The aio_waitcomplete() system call waits for completion of an asynchronous I/O request. Upon completion, aio_waitcomplete() returns the result of the function and sets iocbp to point to the structure associated with the original request. If an asynchronous I/O request is completed before aio_waitcomplete() is called, it returns immediately with the completed request. If timeout is a non-NULL pointer, it specifies a maximum interval to wait for a asynchronous I/O request to complete. If timeout is a NULL pointer, aio_waitcomplete() waits indefinitely. To effect a poll, the timeout argument should be non-NULL, pointing to a zero-valued timeval structure. The aio_waitcomplete() system call also serves the function of aio_return(), thus aio_return() should not be called for the control block returned in iocbp.

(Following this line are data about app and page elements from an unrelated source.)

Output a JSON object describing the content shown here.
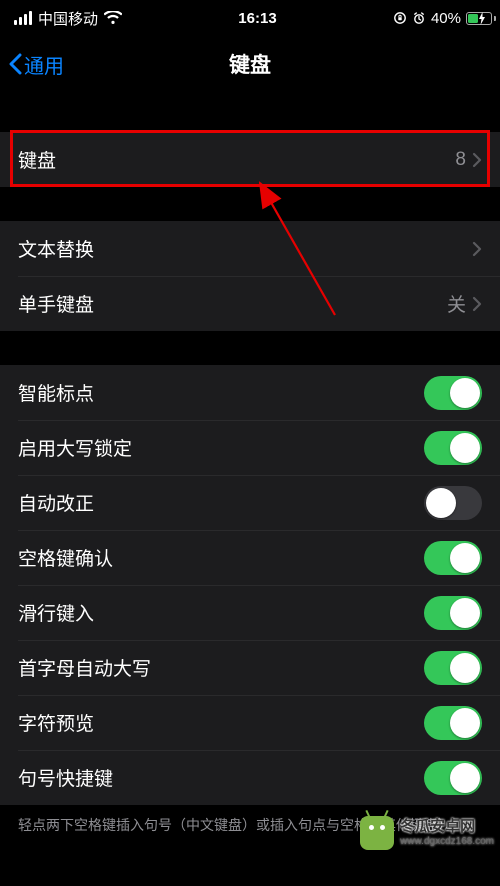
{
  "status": {
    "carrier": "中国移动",
    "time": "16:13",
    "battery_pct": "40%"
  },
  "nav": {
    "back_label": "通用",
    "title": "键盘"
  },
  "groups": {
    "g1": {
      "keyboards_label": "键盘",
      "keyboards_value": "8"
    },
    "g2": {
      "text_replace_label": "文本替换",
      "one_hand_label": "单手键盘",
      "one_hand_value": "关"
    },
    "g3": [
      {
        "label": "智能标点",
        "on": true
      },
      {
        "label": "启用大写锁定",
        "on": true
      },
      {
        "label": "自动改正",
        "on": false
      },
      {
        "label": "空格键确认",
        "on": true
      },
      {
        "label": "滑行键入",
        "on": true
      },
      {
        "label": "首字母自动大写",
        "on": true
      },
      {
        "label": "字符预览",
        "on": true
      },
      {
        "label": "句号快捷键",
        "on": true
      }
    ]
  },
  "footer": "轻点两下空格键插入句号（中文键盘）或插入句点与空格（其他键盘）。",
  "watermark": {
    "line1": "冬瓜安卓网",
    "line2": "www.dgxcdz168.com"
  },
  "annotation": {
    "highlight_target": "keyboards-cell"
  }
}
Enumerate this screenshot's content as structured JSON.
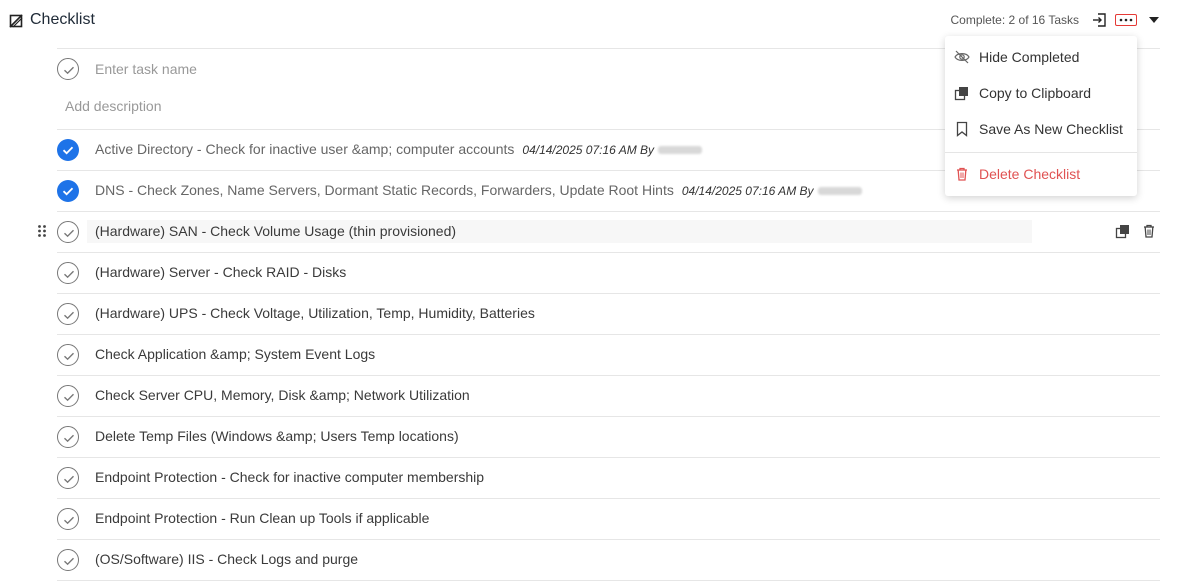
{
  "header": {
    "title": "Checklist",
    "complete_text": "Complete: 2 of 16 Tasks"
  },
  "new_task": {
    "placeholder": "Enter task name",
    "description_placeholder": "Add description"
  },
  "tasks": [
    {
      "label": "Active Directory - Check for inactive user &amp; computer accounts",
      "completed": true,
      "meta": "04/14/2025 07:16 AM By"
    },
    {
      "label": "DNS - Check Zones, Name Servers, Dormant Static Records, Forwarders, Update Root Hints",
      "completed": true,
      "meta": "04/14/2025 07:16 AM By"
    },
    {
      "label": "(Hardware) SAN - Check Volume Usage (thin provisioned)",
      "completed": false
    },
    {
      "label": "(Hardware) Server - Check RAID - Disks",
      "completed": false
    },
    {
      "label": "(Hardware) UPS - Check Voltage, Utilization, Temp, Humidity, Batteries",
      "completed": false
    },
    {
      "label": "Check Application &amp; System Event Logs",
      "completed": false
    },
    {
      "label": "Check Server CPU, Memory, Disk &amp; Network Utilization",
      "completed": false
    },
    {
      "label": "Delete Temp Files (Windows &amp; Users Temp locations)",
      "completed": false
    },
    {
      "label": "Endpoint Protection - Check for inactive computer membership",
      "completed": false
    },
    {
      "label": "Endpoint Protection - Run Clean up Tools if applicable",
      "completed": false
    },
    {
      "label": "(OS/Software) IIS - Check Logs and purge",
      "completed": false
    }
  ],
  "menu": {
    "items": [
      {
        "label": "Hide Completed",
        "icon": "eye-slash-icon"
      },
      {
        "label": "Copy to Clipboard",
        "icon": "copy-icon"
      },
      {
        "label": "Save As New Checklist",
        "icon": "bookmark-icon"
      },
      {
        "label": "Delete Checklist",
        "icon": "trash-icon"
      }
    ]
  },
  "colors": {
    "accent": "#1e73e8",
    "danger": "#e05252",
    "highlight_border": "#e53935"
  }
}
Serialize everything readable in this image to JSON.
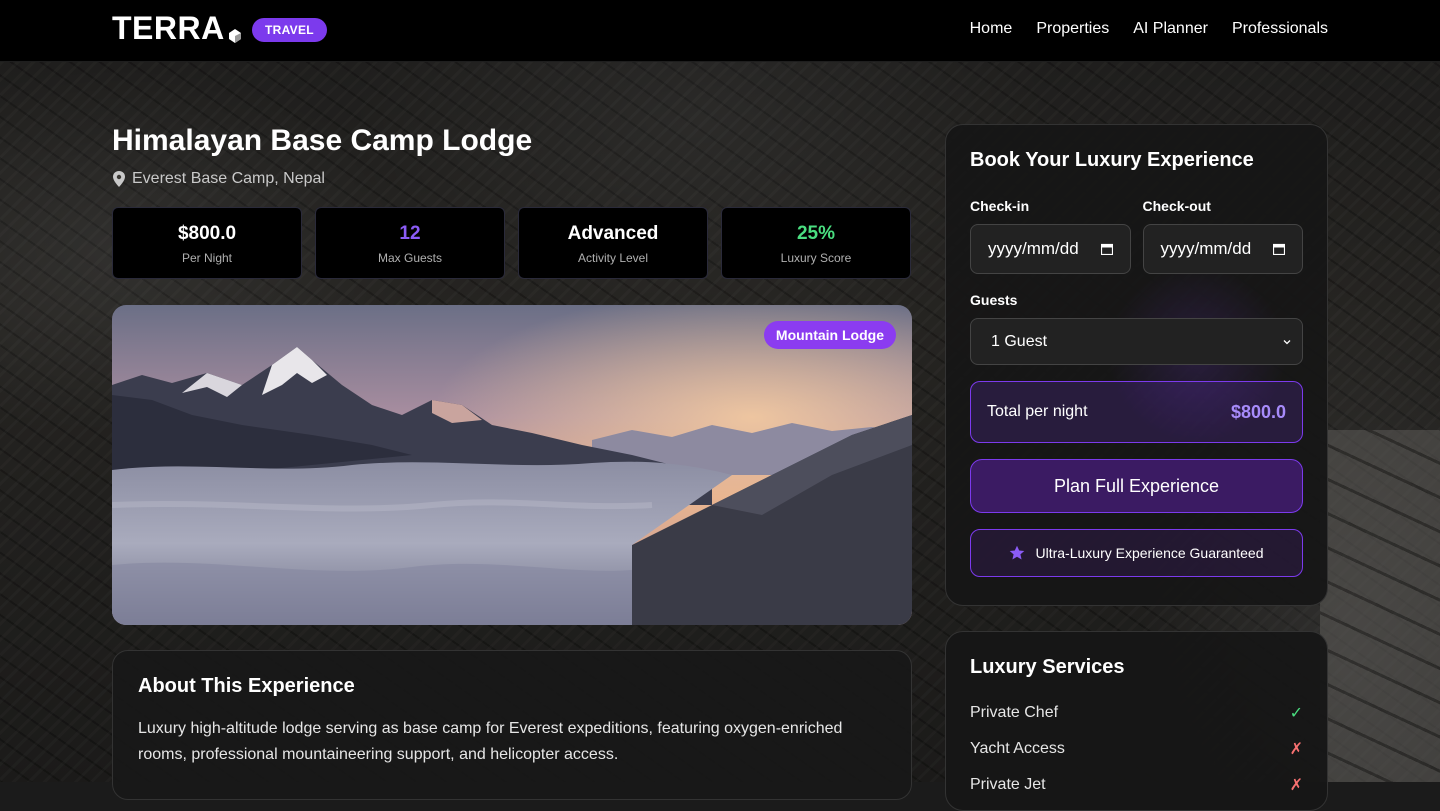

If an asynchronous I/O request has completed, iocbp is set to point to the control block passed with the original request, and the status is returned as described in read(2), write(2), or fsync(2). On failure, aio_waitcomplete() returns -1, sets iocbp to NULL and sets errno to indicate the error condition.
The aio_waitcomplete() system call fails if: [EINVAL] The specified time limit is invalid. [EAGAIN] The process has not yet called aio_read() or aio_write(). [EINTR] A signal was delivered before the timeout expired and before any asynchronous I/O requests completed. [EWOULDBLOCK] [EINPROGRESS] The specified time limit expired before any asynchronous I/O requests completed.
aio_cancel(2), aio_error(2), aio_read(2), aio_return(2), aio_suspend(2), aio_write(2), fsync(2), read(2), write(2), aio(4)
The aio_waitcomplete() system call is a FreeBSD-specific extension.
The aio_waitcomplete() system call first appeared in FreeBSD 4.0.
The aio_waitcomplete() system call and this manual page were written by Christopher M Sedore <firstname.lastname@example.org>.